• _DIRECTIONS FOR THIS TASK_
Lines that include the string "icon" are the ones to copy from the entries below.

Items listed in a dataset
════════════════════

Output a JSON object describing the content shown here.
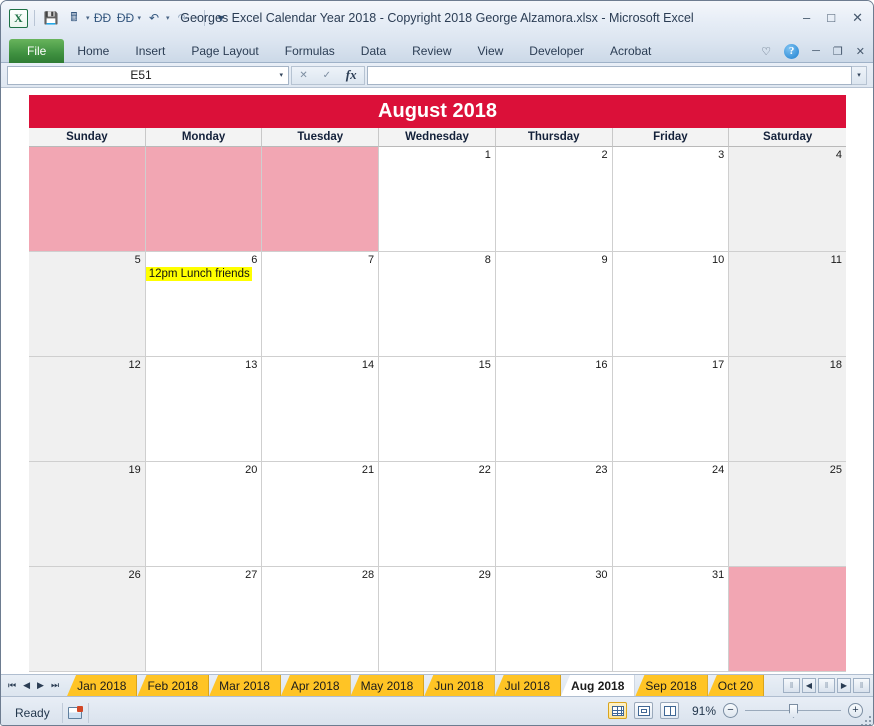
{
  "window": {
    "title": "Georges Excel Calendar Year 2018  -  Copyright 2018 George Alzamora.xlsx  -  Microsoft Excel",
    "minimize": "–",
    "restore": "□",
    "close": "✕"
  },
  "quick_access": {
    "excel_logo": "X",
    "items": [
      {
        "name": "save-icon",
        "glyph": "💾"
      },
      {
        "name": "print-preview-icon",
        "glyph": "🖩"
      },
      {
        "name": "find-icon",
        "glyph": "ÐÐ"
      },
      {
        "name": "find-next-icon",
        "glyph": "ÐÐ"
      },
      {
        "name": "undo-icon",
        "glyph": "↶"
      },
      {
        "name": "redo-icon",
        "glyph": "↷"
      },
      {
        "name": "customize-quick-access-icon",
        "glyph": "▾"
      }
    ]
  },
  "ribbon": {
    "tabs": [
      {
        "label": "File"
      },
      {
        "label": "Home"
      },
      {
        "label": "Insert"
      },
      {
        "label": "Page Layout"
      },
      {
        "label": "Formulas"
      },
      {
        "label": "Data"
      },
      {
        "label": "Review"
      },
      {
        "label": "View"
      },
      {
        "label": "Developer"
      },
      {
        "label": "Acrobat"
      }
    ],
    "collapse_glyph": "♡",
    "help_glyph": "?",
    "minimize_ribbon": "─",
    "restore_window": "❐",
    "close_window": "✕"
  },
  "formula_bar": {
    "name_box_value": "E51",
    "name_box_caret": "▾",
    "cancel_glyph": "✕",
    "enter_glyph": "✓",
    "fx_glyph": "fx",
    "formula_value": "",
    "expand_glyph": "▾"
  },
  "calendar": {
    "title": "August 2018",
    "title_color": "#DB1039",
    "blocked_color": "#f2a6b3",
    "weekend_color": "#f0f0f0",
    "event_color": "#FFFF00",
    "day_names": [
      "Sunday",
      "Monday",
      "Tuesday",
      "Wednesday",
      "Thursday",
      "Friday",
      "Saturday"
    ],
    "weeks": [
      [
        {
          "day": "",
          "state": "blocked"
        },
        {
          "day": "",
          "state": "blocked"
        },
        {
          "day": "",
          "state": "blocked"
        },
        {
          "day": "1",
          "state": "normal"
        },
        {
          "day": "2",
          "state": "normal"
        },
        {
          "day": "3",
          "state": "normal"
        },
        {
          "day": "4",
          "state": "weekend"
        }
      ],
      [
        {
          "day": "5",
          "state": "weekend"
        },
        {
          "day": "6",
          "state": "normal",
          "event": "12pm Lunch friends"
        },
        {
          "day": "7",
          "state": "normal"
        },
        {
          "day": "8",
          "state": "normal"
        },
        {
          "day": "9",
          "state": "normal"
        },
        {
          "day": "10",
          "state": "normal"
        },
        {
          "day": "11",
          "state": "weekend"
        }
      ],
      [
        {
          "day": "12",
          "state": "weekend"
        },
        {
          "day": "13",
          "state": "normal"
        },
        {
          "day": "14",
          "state": "normal"
        },
        {
          "day": "15",
          "state": "normal"
        },
        {
          "day": "16",
          "state": "normal"
        },
        {
          "day": "17",
          "state": "normal"
        },
        {
          "day": "18",
          "state": "weekend"
        }
      ],
      [
        {
          "day": "19",
          "state": "weekend"
        },
        {
          "day": "20",
          "state": "normal"
        },
        {
          "day": "21",
          "state": "normal"
        },
        {
          "day": "22",
          "state": "normal"
        },
        {
          "day": "23",
          "state": "normal"
        },
        {
          "day": "24",
          "state": "normal"
        },
        {
          "day": "25",
          "state": "weekend"
        }
      ],
      [
        {
          "day": "26",
          "state": "weekend"
        },
        {
          "day": "27",
          "state": "normal"
        },
        {
          "day": "28",
          "state": "normal"
        },
        {
          "day": "29",
          "state": "normal"
        },
        {
          "day": "30",
          "state": "normal"
        },
        {
          "day": "31",
          "state": "normal"
        },
        {
          "day": "",
          "state": "blocked"
        }
      ]
    ]
  },
  "sheet_tabs": {
    "nav": [
      {
        "name": "first-sheet-button",
        "glyph": "⏮"
      },
      {
        "name": "previous-sheet-button",
        "glyph": "◀"
      },
      {
        "name": "next-sheet-button",
        "glyph": "▶"
      },
      {
        "name": "last-sheet-button",
        "glyph": "⏭"
      }
    ],
    "tabs": [
      {
        "label": "Jan 2018",
        "active": false
      },
      {
        "label": "Feb 2018",
        "active": false
      },
      {
        "label": "Mar 2018",
        "active": false
      },
      {
        "label": "Apr 2018",
        "active": false
      },
      {
        "label": "May 2018",
        "active": false
      },
      {
        "label": "Jun 2018",
        "active": false
      },
      {
        "label": "Jul 2018",
        "active": false
      },
      {
        "label": "Aug 2018",
        "active": true
      },
      {
        "label": "Sep 2018",
        "active": false
      },
      {
        "label": "Oct 20",
        "active": false
      }
    ],
    "active_tab_color": "#ffffff",
    "tab_color": "#FFC425",
    "scroll_left_glyph": "◀",
    "scroll_thumb_glyph": "‖",
    "scroll_right_glyph": "▶"
  },
  "status_bar": {
    "status_text": "Ready",
    "macro_icon": "record-macro-icon",
    "views": [
      {
        "name": "normal-view-button",
        "active": true
      },
      {
        "name": "page-layout-view-button",
        "active": false
      },
      {
        "name": "page-break-preview-button",
        "active": false
      }
    ],
    "zoom_percent": "91%",
    "zoom_out_glyph": "−",
    "zoom_in_glyph": "+"
  }
}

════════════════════

• _RESPONSE TO THE TASK_
        "name": "save-icon",
        "name": "print-preview-icon",
        "name": "find-icon",
        "name": "find-next-icon",
        "name": "undo-icon",
        "name": "redo-icon",
        "name": "customize-quick-access-icon",
    "macro_icon": "record-macro-icon",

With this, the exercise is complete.